While the team in the DFW data center worked tirelessly to identify the source of the disruption as well as to resolve it, Rackers on the support teams turned to social media channels, like Twitter and Rackspace’s corporate blog (www.rackspace.com/blog), to keep customers up-to-date on the progress made in returning to normal operations. Transparency and regular communication was important, and Rackers on Twitter responded directly to customers and made regular updates via the @Rackspace handle. After Rackspace was able to obtain details and root cause analysis regarding these disruptions, CEO Lanham Napier, who strongly believes that forthcoming and honest communication is the best way to maintain customer trust and satisfaction, even posted a video blog to the Rackspace blog explaining the cause of the outages. Another central tenant of Fanatical Support is taking responsibility. Regardless of the source of these disruptions, Rackspace did not make excuses or point fingers. Instead, Rackspace took responsibility and fully honored its service level agreements (SLA) for its customers. Rackspace has the best SLAs in the industry and will not hesitate to make it right with its customers when there is a disruption.
What Rackspace is Doing Now
Rackspace has learned from this experience and has developed a plan of action:

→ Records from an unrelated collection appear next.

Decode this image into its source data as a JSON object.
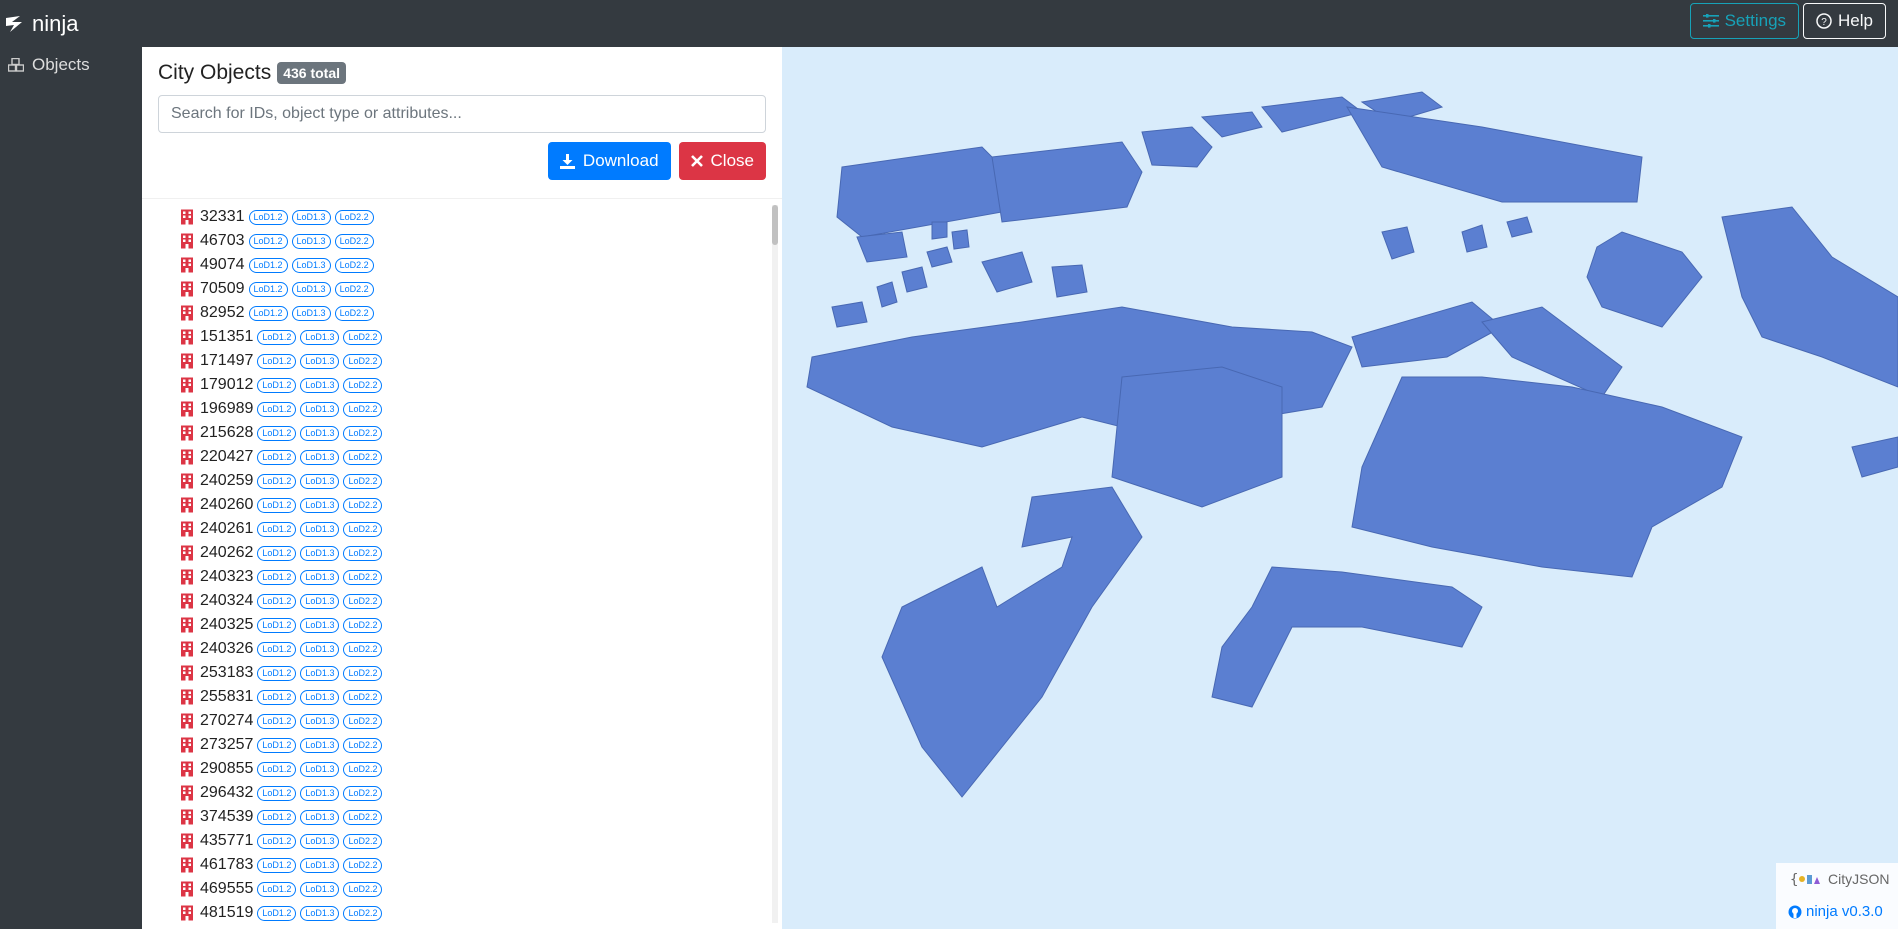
{
  "navbar": {
    "brand": "ninja",
    "settings_label": "Settings",
    "help_label": "Help"
  },
  "sidebar": {
    "items": [
      {
        "label": "Objects",
        "icon": "cubes-icon"
      }
    ]
  },
  "panel": {
    "title": "City Objects",
    "total_badge": "436 total",
    "search_placeholder": "Search for IDs, object type or attributes...",
    "download_label": "Download",
    "close_label": "Close",
    "lod_labels": [
      "LoD1.2",
      "LoD1.3",
      "LoD2.2"
    ],
    "objects": [
      {
        "id": "32331"
      },
      {
        "id": "46703"
      },
      {
        "id": "49074"
      },
      {
        "id": "70509"
      },
      {
        "id": "82952"
      },
      {
        "id": "151351"
      },
      {
        "id": "171497"
      },
      {
        "id": "179012"
      },
      {
        "id": "196989"
      },
      {
        "id": "215628"
      },
      {
        "id": "220427"
      },
      {
        "id": "240259"
      },
      {
        "id": "240260"
      },
      {
        "id": "240261"
      },
      {
        "id": "240262"
      },
      {
        "id": "240323"
      },
      {
        "id": "240324"
      },
      {
        "id": "240325"
      },
      {
        "id": "240326"
      },
      {
        "id": "253183"
      },
      {
        "id": "255831"
      },
      {
        "id": "270274"
      },
      {
        "id": "273257"
      },
      {
        "id": "290855"
      },
      {
        "id": "296432"
      },
      {
        "id": "374539"
      },
      {
        "id": "435771"
      },
      {
        "id": "461783"
      },
      {
        "id": "469555"
      },
      {
        "id": "481519"
      }
    ]
  },
  "viewer": {
    "cityjson_logo_text": "CityJSON",
    "version_link": "ninja v0.3.0"
  },
  "colors": {
    "navbar_bg": "#343a40",
    "viewer_bg": "#d9ecfb",
    "building": "#5b7fd1",
    "building_icon": "#dc3545",
    "primary": "#007bff",
    "danger": "#dc3545",
    "info": "#17a2b8"
  }
}
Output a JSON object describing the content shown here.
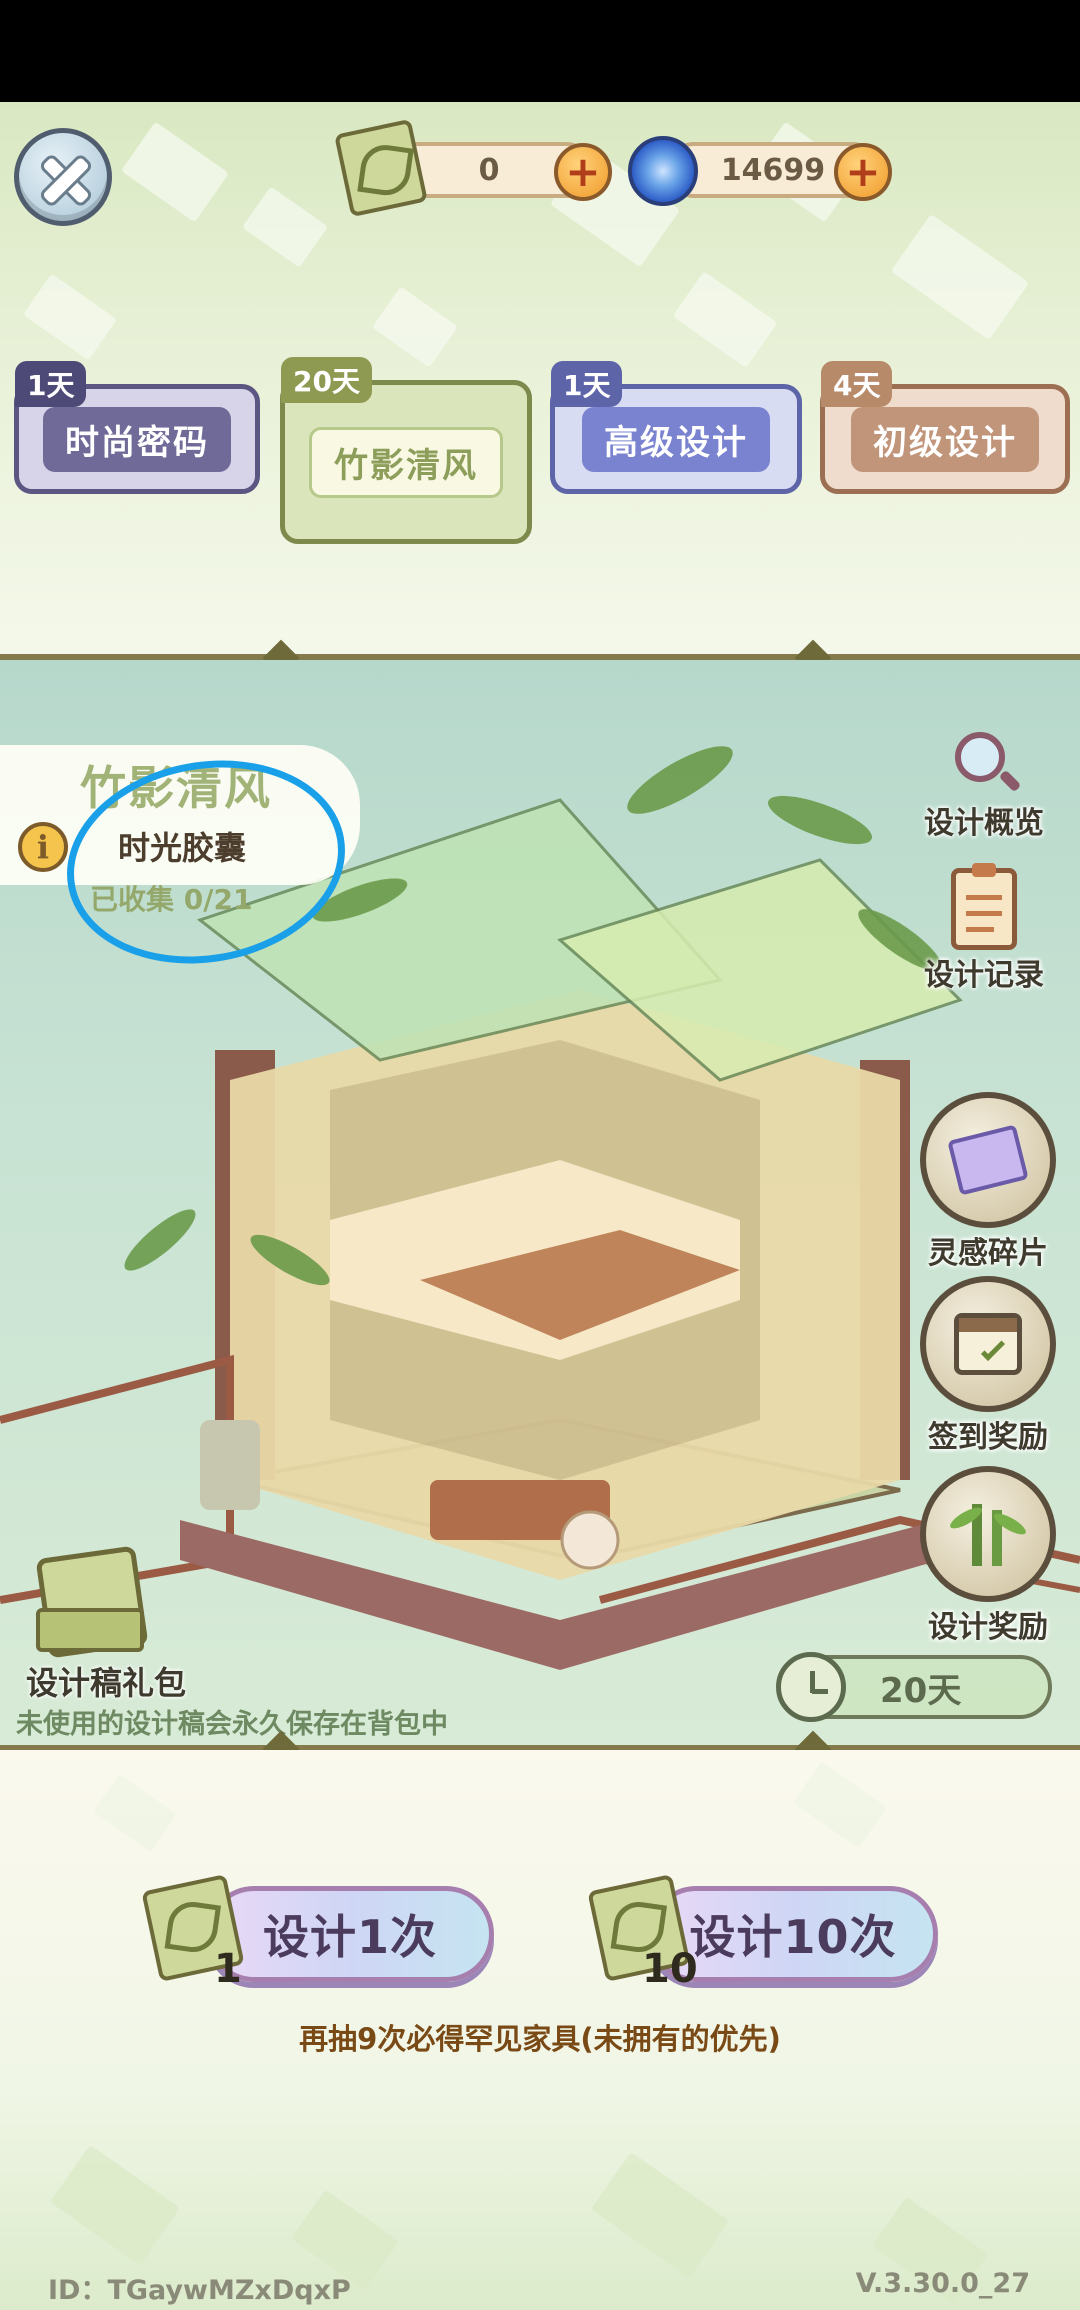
{
  "resources": {
    "draft_count": "0",
    "inspiration_count": "14699"
  },
  "tabs": [
    {
      "badge": "1天",
      "label": "时尚密码"
    },
    {
      "badge": "20天",
      "label": "竹影清风"
    },
    {
      "badge": "1天",
      "label": "高级设计"
    },
    {
      "badge": "4天",
      "label": "初级设计"
    }
  ],
  "banner": {
    "title": "竹影清风",
    "capsule_name": "时光胶囊",
    "collected": "已收集 0/21"
  },
  "side_buttons": {
    "overview": "设计概览",
    "records": "设计记录",
    "fragments": "灵感碎片",
    "signin": "签到奖励",
    "design_reward": "设计奖励"
  },
  "gift": {
    "label": "设计稿礼包",
    "note": "未使用的设计稿会永久保存在背包中"
  },
  "timer": "20天",
  "draw": {
    "single_label": "设计1次",
    "single_cost": "1",
    "ten_label": "设计10次",
    "ten_cost": "10"
  },
  "pity_text": "再抽9次必得罕见家具(未拥有的优先)",
  "footer": {
    "id": "ID：TGaywMZxDqxP",
    "version": "V.3.30.0_27"
  },
  "colors": {
    "tab_fashion": "#5b5682",
    "tab_bamboo": "#b7c98a",
    "tab_advanced": "#7a83cf",
    "tab_basic": "#c0957a",
    "annotation_circle": "#1aa0e8"
  }
}
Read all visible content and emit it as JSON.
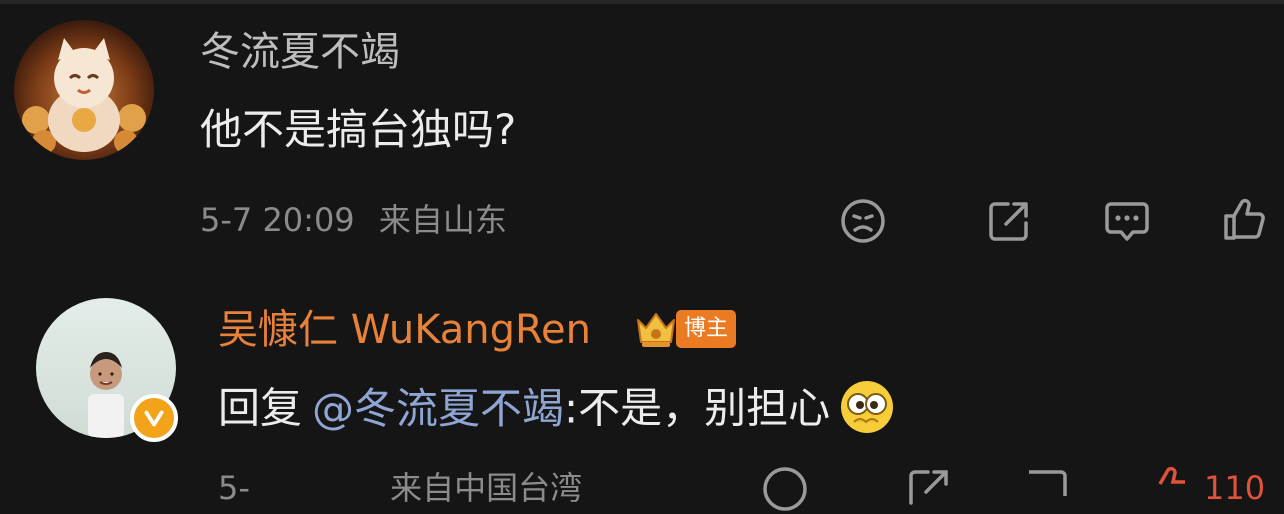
{
  "comments": [
    {
      "username": "冬流夏不竭",
      "text": "他不是搞台独吗?",
      "time": "5-7 20:09",
      "location": "来自山东",
      "icons": [
        "sad-face-icon",
        "share-icon",
        "comment-icon",
        "like-icon"
      ]
    },
    {
      "username": "吴慷仁 WuKangRen",
      "badge": "博主",
      "reply_prefix": "回复",
      "mention": "@冬流夏不竭",
      "text": ":不是，别担心",
      "time": "5-",
      "location": "来自中国台湾",
      "like_count": "110",
      "icons": [
        "sad-face-icon",
        "share-icon",
        "comment-icon",
        "like-icon"
      ]
    }
  ],
  "colors": {
    "background": "#151515",
    "username_gray": "#bdbdbd",
    "vip_orange": "#e8813a",
    "mention_blue": "#8fa6d4",
    "meta_gray": "#8b8b8b",
    "like_red": "#e0533a"
  }
}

1. Put the best people on it, and bring in the experts. A team of the best Rackspace talent from the US and the UK have been brought together to focus on the issues. The team will be joined by top talent from our vendors, as well as knowledgeable outside consultants to ensure any and all known and unknown issues are considered and resolved.
2. Assess the status of the infrastructure. The Rackspace team is combing through the data center and assessing every link in the chain.
3. Improve standard operating procedures. Increase the frequency of testing, monitoring and measurement programs within the data center. Maintenance schedules will change and the level of detail reviewed internally and shared externally will increase.
4. Invest. Continue to invest in the data center infrastructure. Investment in additional information systems as appropriate will also be made to support new measuring and management procedures.
While no data center is risk-free, managing and mitigating the risk to acceptable levels is paramount at Rackspace. In the case of the Rackspace DFW data center, the power infrastructure has been stabilized, although Rackspace will continue to be hyper-vigilant in monitoring and responding to any irregularity.
Rackspace’s goal is to use this unfortunate experience to grow to be better and stronger, both technical innovation and customer relationships. Based on initial feedback from customers and the industry, everyone at Rackspace is proud of the way it was handled and how the company communicated about the outages. Even with a temporary setback, it is more important to Rackspace to maintain long-term credibility and trust as a world class hosting organization that will continue to evolve and learn from these experiences.
Jacques Greyling, operations director at Rackspace, is responsible for a variety of groups including network security, managed backup, SAN infrastructure, DC engineering, business services and operations. Greyling is an eight-year veteran of Rackspace. He previously held engineering roles at organizations including Nissan and Datacentrix.